Problems with the prostate are very common in men, especially as they age. The prostate is a walnut-sized gland that is part of the male reproductive system. It is located below the bladder. The prostate gland makes and stores fluid for semen, which transports sperm during ejaculation.
Benign Prostatic Hypertrophy is an abnormal growth of the gland typically seen in aging men and often responsible for various degrees of urinary problems. The condition is not malignant – it won’t invade other tissues – but the gland becomes larger than normal. The primary signs and symptoms are general problems with urination, including urinary frequency, urinary urgency, nocturia (needing to get up at night to urinate), a sensation of incomplete emptying, overflow incontinence or total retention, hesitancy to urinate with a decreased force of stream, terminal dribbling (the final phase of urination as slow drips), burning on urination, and signs of infection such as chills and fever (due to the urine staying in the bladder).

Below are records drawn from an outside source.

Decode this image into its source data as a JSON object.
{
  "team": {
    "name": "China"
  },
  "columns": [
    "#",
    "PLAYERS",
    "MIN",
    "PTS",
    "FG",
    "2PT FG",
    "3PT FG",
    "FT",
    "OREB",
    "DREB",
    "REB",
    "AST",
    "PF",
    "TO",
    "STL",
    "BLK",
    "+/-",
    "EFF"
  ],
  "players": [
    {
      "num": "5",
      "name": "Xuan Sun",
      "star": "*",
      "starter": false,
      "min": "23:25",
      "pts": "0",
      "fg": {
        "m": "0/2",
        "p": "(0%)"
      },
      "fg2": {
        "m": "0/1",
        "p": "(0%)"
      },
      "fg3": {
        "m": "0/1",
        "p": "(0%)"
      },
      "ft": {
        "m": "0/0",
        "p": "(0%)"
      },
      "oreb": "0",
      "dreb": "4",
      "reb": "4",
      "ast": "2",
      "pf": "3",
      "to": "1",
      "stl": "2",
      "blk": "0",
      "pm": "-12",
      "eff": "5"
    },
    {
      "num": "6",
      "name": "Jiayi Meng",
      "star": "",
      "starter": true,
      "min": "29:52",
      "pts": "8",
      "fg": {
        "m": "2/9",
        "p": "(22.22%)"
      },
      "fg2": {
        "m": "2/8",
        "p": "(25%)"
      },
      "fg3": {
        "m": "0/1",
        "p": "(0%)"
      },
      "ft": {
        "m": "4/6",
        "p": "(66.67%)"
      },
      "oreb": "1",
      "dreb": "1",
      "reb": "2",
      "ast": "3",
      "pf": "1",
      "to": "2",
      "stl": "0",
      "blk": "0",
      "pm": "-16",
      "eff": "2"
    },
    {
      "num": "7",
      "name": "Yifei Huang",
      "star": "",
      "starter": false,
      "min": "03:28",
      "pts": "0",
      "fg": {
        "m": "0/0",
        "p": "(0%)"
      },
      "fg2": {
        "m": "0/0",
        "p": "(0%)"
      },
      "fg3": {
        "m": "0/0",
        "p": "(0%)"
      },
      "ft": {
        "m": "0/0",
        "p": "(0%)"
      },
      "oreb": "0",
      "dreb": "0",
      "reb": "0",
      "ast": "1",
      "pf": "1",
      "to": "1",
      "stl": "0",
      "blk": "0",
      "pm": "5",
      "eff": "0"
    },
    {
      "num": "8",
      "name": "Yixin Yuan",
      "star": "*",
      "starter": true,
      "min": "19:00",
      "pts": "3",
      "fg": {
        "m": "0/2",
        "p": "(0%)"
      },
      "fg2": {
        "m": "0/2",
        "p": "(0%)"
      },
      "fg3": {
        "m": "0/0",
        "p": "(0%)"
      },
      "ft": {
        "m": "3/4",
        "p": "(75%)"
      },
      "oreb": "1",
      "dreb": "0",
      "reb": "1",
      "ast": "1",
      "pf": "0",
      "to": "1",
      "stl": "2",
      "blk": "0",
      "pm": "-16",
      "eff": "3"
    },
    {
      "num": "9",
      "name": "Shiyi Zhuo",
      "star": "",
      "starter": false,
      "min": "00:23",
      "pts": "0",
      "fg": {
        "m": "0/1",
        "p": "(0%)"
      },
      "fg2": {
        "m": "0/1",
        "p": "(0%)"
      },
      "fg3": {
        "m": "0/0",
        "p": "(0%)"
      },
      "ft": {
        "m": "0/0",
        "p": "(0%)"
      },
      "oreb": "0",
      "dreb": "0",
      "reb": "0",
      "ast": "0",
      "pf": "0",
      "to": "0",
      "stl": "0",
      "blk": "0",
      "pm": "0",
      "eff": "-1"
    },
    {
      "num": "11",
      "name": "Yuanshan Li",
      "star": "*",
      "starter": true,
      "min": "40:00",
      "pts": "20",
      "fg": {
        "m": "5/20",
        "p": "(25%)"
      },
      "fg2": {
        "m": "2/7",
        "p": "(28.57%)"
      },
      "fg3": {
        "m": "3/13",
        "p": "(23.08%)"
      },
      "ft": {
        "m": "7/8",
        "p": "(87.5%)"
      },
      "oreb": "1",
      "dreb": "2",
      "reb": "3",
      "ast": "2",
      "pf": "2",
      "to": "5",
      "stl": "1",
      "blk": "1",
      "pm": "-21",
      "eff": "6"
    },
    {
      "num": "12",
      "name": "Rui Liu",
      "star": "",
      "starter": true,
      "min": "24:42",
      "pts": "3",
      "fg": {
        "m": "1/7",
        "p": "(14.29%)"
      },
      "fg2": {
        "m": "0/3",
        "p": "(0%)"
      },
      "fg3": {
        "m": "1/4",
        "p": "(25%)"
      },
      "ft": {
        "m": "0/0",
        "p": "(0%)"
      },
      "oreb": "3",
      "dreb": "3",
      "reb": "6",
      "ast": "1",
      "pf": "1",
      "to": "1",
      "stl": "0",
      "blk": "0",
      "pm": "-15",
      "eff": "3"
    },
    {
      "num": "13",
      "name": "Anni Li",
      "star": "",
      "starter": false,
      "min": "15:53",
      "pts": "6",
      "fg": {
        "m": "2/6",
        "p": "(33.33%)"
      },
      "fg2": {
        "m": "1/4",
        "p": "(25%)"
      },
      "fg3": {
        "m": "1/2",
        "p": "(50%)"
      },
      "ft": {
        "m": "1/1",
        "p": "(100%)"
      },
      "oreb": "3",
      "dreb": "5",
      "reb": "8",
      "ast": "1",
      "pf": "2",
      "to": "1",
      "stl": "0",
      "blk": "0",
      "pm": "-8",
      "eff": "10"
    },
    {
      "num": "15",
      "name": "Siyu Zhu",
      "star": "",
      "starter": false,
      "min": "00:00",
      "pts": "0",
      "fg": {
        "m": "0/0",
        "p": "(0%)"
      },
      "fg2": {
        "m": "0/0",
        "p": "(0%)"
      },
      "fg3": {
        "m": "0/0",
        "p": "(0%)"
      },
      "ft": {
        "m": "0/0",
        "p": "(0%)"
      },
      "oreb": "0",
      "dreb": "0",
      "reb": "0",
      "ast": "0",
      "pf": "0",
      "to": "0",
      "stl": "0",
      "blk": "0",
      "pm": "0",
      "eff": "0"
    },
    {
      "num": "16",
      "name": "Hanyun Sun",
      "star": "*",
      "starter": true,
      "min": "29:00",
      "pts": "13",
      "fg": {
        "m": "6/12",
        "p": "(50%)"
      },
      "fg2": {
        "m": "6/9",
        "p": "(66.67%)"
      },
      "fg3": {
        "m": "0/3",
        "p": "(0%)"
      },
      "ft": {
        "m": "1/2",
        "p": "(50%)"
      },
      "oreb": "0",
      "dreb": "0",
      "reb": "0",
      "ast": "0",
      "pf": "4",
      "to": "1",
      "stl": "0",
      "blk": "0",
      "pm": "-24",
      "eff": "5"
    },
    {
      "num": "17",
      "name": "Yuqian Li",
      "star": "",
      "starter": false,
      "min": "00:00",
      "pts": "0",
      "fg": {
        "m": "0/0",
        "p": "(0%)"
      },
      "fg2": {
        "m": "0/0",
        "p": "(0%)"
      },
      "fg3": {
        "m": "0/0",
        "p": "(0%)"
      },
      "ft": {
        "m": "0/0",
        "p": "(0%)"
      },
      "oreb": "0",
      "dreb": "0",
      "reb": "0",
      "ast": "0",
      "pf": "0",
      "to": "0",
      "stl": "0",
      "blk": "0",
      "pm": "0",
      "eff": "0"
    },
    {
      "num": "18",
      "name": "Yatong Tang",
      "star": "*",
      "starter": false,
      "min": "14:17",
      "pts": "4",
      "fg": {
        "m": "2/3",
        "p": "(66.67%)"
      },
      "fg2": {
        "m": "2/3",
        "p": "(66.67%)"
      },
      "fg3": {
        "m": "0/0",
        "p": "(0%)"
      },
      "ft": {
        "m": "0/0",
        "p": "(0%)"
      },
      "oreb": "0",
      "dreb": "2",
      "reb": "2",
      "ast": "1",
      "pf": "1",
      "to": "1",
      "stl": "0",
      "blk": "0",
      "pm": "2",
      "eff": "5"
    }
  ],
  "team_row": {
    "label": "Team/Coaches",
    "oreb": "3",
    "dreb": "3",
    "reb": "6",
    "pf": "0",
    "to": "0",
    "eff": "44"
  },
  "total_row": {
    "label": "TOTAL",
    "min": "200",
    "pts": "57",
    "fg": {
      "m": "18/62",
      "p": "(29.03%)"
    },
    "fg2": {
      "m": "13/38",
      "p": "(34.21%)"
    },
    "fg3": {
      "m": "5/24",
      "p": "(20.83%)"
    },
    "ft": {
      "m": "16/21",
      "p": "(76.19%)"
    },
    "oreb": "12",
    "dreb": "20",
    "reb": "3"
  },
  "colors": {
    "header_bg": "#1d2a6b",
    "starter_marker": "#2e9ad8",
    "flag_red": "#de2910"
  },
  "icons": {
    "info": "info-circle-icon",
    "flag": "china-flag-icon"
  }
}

Some researchers have suggested that BPH typically indicates low levels of male hormones. An abnormally high activity of the enzyme that converts testosterone to dihydrotestosterone (DHT), 5-alpha reductase, is usually seen in BPH. DHT may be a more potent stimulator of prostate cell growth than testosterone, and is also considered to be a factor in male pattern baldness. High levels of estrogen may also factor in the disease progression. Most medications used for PBH are from a class called 5-alpha-reductase inhibitors. They work by decreasing the endogenous synthesis of DHT by inhibiting 5-alpha-reductase.
Another avenue to take for treatment is by increasing the hormones carriers, which will decrease the amount of available DHT and possibly even estrogen. For the prostate that is specifically sex hormone binding globulin (SHBG). Some herbs are thought to be beneficial in this way, nettle herb in particular. Nettle herb has been used with success both in clinical practice by naturopaths and in clinical studies to reduce symptoms associated with BPH. Another herb is saw palmetto (Serenoa repens). The fat soluble Saw palmetto extract can reduce the activity of the 5-alpha reductase enzyme which contributes to BPH. Saw palmetto also blocks DHT from binding in the prostate.
A change in diet to focus on whole, unprocessed food such as whole grains, legumes, vegetable, fruits, nuts and seeds can be helpful as well as adding more of the nutrients that are good for the prostate. Eating organic food whenever possible is important, as some pesticides can increase the activity of 5-alpha-reductase and stimulate the enlargement of the prostate. Raw pumpkin seeds are high in zinc, a mineral that is paramount to treating BPH, should be consumed, as well as almonds, sesame seeds and tahini.